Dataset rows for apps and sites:
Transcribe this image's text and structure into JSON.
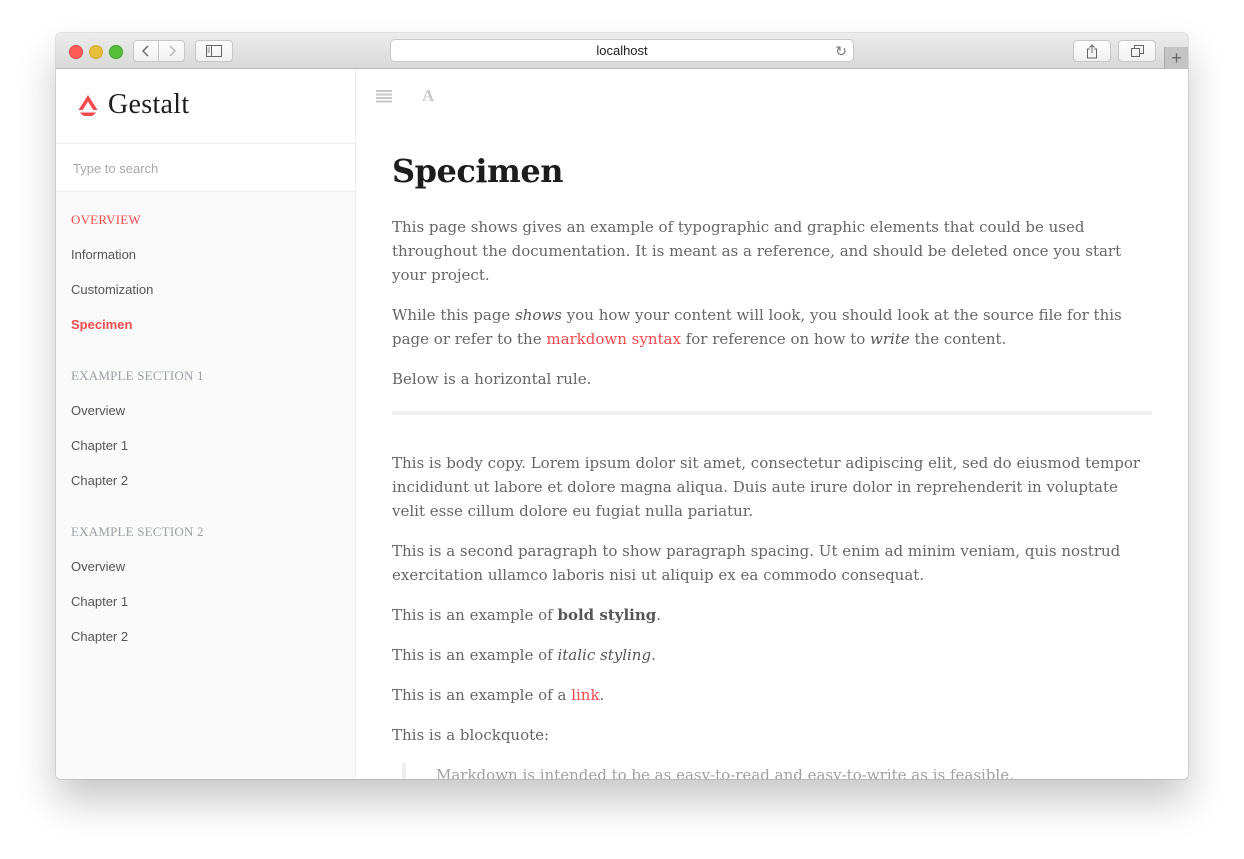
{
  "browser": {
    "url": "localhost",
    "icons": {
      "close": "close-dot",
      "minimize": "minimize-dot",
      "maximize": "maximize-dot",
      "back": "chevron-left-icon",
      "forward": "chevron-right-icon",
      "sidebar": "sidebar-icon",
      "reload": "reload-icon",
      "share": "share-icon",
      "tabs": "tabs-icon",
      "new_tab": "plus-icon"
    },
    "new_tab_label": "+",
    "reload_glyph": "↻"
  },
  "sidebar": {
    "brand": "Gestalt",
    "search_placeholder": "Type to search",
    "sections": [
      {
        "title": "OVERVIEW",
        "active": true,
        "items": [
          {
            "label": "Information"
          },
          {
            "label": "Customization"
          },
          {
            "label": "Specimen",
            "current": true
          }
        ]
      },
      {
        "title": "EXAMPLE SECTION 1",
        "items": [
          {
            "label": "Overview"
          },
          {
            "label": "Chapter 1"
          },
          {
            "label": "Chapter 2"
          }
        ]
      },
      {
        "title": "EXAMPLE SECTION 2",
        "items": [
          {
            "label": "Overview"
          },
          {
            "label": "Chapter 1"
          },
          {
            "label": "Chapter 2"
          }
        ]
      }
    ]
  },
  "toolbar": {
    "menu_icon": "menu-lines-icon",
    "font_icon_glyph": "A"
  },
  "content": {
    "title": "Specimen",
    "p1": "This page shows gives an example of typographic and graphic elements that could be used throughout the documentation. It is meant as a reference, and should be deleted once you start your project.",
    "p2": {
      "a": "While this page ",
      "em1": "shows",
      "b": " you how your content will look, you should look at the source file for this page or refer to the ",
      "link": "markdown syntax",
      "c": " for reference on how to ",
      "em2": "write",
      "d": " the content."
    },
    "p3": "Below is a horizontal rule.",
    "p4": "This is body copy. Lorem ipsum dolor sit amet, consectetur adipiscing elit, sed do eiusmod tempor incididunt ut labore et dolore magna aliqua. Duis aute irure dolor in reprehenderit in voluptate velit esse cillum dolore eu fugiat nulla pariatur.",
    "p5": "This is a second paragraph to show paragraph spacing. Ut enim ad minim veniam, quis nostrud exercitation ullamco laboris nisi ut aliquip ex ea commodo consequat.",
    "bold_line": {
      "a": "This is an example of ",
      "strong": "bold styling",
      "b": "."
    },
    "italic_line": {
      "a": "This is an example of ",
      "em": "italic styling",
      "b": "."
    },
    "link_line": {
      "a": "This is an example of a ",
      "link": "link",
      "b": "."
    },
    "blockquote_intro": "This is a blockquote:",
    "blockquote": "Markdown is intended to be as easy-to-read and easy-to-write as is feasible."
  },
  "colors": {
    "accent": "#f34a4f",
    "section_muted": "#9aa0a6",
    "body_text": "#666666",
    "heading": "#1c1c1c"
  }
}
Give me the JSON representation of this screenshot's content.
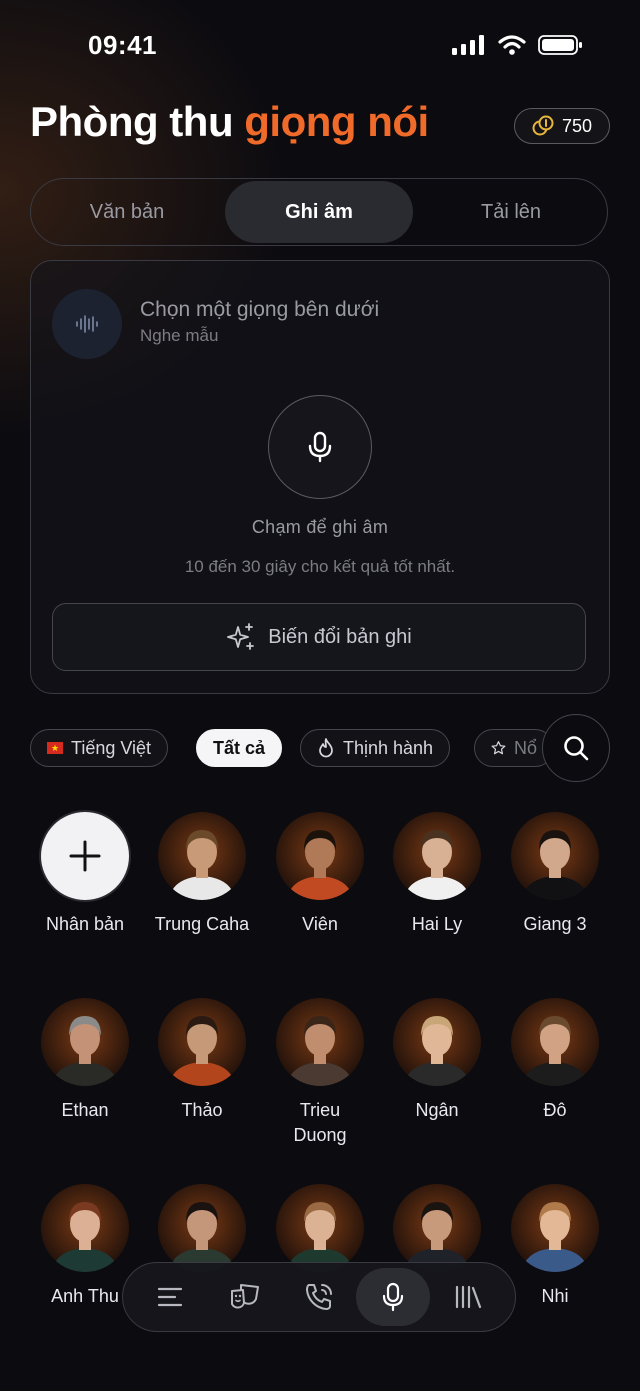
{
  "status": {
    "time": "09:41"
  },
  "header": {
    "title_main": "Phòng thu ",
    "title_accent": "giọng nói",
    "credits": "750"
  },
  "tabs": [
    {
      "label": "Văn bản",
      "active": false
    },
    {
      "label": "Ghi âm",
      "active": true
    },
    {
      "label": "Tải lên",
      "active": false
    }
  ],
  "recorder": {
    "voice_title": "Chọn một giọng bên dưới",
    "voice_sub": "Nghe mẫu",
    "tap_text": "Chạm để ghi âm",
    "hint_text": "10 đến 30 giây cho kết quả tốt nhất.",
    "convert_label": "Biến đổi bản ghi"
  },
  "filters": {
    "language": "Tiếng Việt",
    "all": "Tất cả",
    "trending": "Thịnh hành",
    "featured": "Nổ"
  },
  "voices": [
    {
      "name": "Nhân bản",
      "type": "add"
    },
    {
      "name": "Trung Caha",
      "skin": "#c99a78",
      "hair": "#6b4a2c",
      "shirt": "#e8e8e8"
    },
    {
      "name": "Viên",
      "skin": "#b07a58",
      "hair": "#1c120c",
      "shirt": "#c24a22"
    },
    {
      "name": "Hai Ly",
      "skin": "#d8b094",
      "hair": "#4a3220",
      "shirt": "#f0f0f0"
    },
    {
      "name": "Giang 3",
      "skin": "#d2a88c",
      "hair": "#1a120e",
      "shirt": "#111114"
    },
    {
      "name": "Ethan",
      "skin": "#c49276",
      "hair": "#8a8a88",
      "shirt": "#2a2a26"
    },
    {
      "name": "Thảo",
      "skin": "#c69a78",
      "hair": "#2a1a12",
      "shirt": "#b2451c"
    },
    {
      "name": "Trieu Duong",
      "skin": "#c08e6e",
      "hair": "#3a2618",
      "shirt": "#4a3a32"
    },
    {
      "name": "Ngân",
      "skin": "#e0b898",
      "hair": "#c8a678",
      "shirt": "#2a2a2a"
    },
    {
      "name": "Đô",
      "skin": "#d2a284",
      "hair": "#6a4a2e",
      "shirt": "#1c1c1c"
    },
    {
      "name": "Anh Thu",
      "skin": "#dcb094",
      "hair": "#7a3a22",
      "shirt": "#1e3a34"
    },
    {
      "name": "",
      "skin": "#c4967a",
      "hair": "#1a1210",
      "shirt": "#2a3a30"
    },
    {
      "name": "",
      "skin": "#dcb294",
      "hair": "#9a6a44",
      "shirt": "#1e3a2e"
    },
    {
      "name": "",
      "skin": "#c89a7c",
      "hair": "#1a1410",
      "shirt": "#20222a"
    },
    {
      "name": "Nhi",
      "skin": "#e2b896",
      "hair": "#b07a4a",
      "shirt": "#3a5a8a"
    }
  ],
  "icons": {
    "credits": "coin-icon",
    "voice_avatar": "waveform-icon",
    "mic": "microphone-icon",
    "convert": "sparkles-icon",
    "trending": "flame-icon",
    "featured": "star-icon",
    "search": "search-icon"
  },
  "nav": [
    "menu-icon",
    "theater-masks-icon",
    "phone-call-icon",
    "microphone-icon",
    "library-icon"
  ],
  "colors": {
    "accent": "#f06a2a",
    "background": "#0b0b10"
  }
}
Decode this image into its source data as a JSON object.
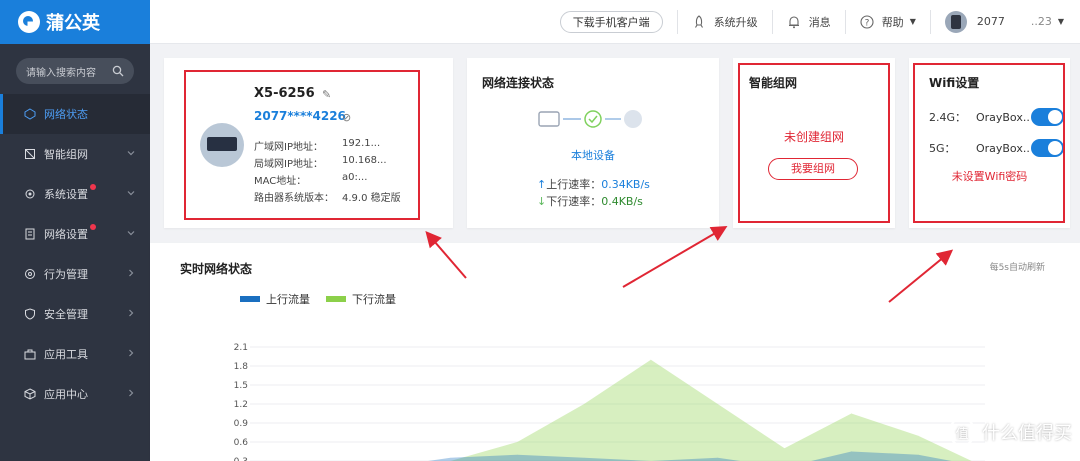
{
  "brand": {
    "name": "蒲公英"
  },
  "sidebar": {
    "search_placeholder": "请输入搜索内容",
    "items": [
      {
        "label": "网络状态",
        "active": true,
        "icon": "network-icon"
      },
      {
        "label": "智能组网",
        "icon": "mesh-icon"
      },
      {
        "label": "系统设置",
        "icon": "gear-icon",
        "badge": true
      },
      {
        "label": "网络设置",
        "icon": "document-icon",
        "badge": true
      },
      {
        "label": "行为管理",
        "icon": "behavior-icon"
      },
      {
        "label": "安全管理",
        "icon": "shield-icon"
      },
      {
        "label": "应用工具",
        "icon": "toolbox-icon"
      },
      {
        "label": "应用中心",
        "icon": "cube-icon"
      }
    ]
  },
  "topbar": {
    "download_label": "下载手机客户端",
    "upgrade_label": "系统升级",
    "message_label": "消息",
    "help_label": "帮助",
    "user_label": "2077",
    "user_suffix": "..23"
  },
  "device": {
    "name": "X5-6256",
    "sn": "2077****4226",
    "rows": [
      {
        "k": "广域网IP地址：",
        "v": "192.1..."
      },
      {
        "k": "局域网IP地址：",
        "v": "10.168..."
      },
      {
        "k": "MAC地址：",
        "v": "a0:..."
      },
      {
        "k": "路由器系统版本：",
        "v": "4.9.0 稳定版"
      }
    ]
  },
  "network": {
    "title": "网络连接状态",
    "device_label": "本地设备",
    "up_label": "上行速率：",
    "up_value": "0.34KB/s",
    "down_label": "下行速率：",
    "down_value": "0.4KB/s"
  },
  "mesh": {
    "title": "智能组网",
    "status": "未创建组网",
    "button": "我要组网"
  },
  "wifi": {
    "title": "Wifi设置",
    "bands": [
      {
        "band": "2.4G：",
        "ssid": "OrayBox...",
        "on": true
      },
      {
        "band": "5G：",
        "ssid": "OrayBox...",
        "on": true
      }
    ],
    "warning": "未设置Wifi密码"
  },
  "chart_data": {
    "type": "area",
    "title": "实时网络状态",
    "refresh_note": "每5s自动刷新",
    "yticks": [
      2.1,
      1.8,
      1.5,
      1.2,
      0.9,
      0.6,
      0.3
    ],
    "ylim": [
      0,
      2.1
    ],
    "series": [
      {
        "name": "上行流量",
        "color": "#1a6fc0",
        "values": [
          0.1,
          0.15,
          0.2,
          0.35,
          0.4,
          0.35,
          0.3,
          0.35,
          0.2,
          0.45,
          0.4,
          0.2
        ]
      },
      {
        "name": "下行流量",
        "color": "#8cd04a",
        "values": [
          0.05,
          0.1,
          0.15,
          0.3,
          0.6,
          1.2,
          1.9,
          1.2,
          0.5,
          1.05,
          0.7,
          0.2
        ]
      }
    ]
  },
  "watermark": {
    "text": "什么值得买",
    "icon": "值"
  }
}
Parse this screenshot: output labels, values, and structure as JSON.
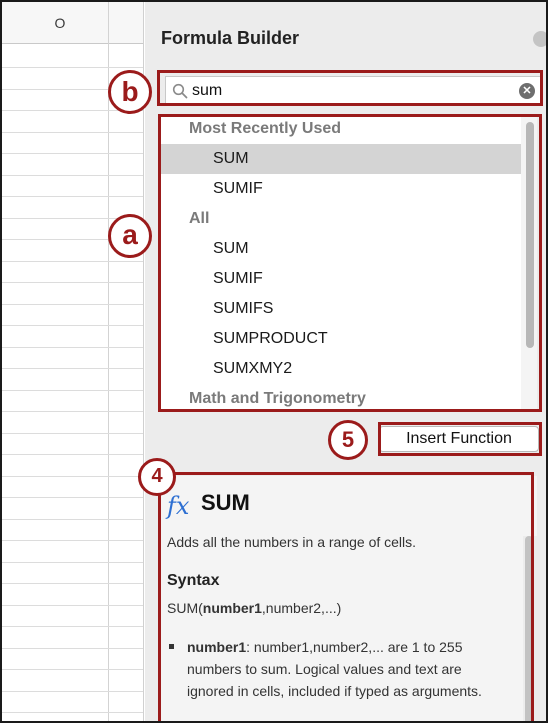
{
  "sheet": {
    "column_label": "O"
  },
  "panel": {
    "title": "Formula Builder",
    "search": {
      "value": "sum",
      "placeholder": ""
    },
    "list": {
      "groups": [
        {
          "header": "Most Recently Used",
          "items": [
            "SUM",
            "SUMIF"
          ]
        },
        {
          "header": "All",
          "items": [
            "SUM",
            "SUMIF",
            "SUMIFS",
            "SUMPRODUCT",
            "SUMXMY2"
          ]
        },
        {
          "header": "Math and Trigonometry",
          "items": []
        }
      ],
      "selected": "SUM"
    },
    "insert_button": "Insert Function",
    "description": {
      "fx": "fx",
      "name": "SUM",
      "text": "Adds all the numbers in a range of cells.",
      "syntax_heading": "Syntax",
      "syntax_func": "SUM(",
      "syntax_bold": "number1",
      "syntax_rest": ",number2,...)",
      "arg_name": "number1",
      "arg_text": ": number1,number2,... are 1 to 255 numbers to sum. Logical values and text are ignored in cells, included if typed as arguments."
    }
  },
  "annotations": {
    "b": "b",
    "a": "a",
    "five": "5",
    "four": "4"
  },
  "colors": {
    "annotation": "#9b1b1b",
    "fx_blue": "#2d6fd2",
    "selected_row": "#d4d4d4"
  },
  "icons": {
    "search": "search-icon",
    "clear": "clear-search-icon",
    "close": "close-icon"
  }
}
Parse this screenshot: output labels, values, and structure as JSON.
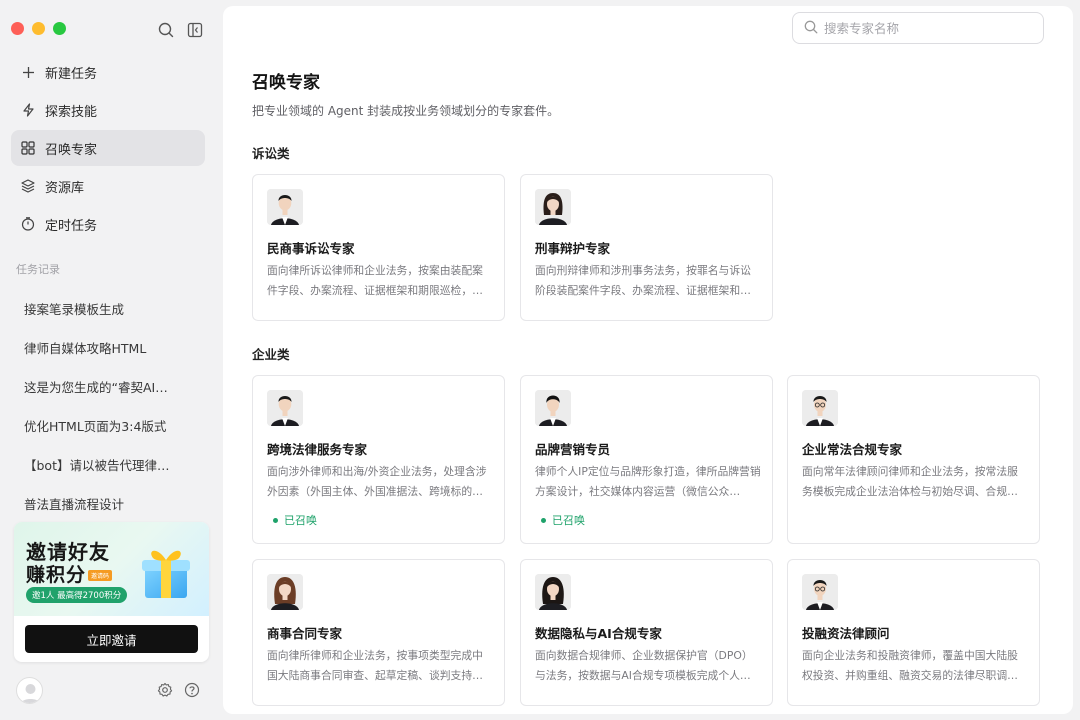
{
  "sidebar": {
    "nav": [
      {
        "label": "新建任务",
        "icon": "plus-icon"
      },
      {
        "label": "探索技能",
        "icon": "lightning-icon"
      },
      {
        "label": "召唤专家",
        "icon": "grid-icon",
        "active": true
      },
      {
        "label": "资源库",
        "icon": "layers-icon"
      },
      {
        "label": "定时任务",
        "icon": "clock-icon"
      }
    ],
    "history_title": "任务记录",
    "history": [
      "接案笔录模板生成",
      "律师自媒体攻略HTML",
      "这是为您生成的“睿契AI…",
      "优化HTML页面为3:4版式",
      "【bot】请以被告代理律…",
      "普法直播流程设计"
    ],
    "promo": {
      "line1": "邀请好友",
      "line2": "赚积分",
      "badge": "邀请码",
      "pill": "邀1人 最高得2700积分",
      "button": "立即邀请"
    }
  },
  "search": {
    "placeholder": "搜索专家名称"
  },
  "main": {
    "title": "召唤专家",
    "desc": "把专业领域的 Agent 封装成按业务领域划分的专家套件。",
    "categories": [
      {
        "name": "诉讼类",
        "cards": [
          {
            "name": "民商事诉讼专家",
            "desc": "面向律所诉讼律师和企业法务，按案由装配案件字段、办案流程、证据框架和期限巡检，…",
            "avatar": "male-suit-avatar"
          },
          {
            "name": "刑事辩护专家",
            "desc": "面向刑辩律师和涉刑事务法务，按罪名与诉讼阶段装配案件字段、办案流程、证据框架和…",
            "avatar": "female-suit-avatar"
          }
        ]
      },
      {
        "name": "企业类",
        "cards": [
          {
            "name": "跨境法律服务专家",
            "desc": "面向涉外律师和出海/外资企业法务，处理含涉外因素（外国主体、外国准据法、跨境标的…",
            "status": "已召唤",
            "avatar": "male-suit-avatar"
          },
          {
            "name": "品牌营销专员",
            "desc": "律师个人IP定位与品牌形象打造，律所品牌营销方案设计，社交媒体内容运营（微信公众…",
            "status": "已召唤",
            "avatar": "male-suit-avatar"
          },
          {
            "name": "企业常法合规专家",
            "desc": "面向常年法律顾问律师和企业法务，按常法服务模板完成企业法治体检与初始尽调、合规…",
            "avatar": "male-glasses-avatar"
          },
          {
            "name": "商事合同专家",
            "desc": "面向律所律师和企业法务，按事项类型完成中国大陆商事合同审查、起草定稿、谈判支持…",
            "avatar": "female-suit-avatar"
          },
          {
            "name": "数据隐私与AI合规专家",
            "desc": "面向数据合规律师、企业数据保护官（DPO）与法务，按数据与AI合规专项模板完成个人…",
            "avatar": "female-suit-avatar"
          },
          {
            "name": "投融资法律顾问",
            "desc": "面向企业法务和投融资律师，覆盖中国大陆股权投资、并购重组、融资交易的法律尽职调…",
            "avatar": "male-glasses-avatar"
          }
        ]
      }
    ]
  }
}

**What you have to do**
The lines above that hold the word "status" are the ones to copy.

**Answer to this problem**
  "status": {
    "status": "未创建组网",
            "status": "已召唤",
            "status": "已召唤",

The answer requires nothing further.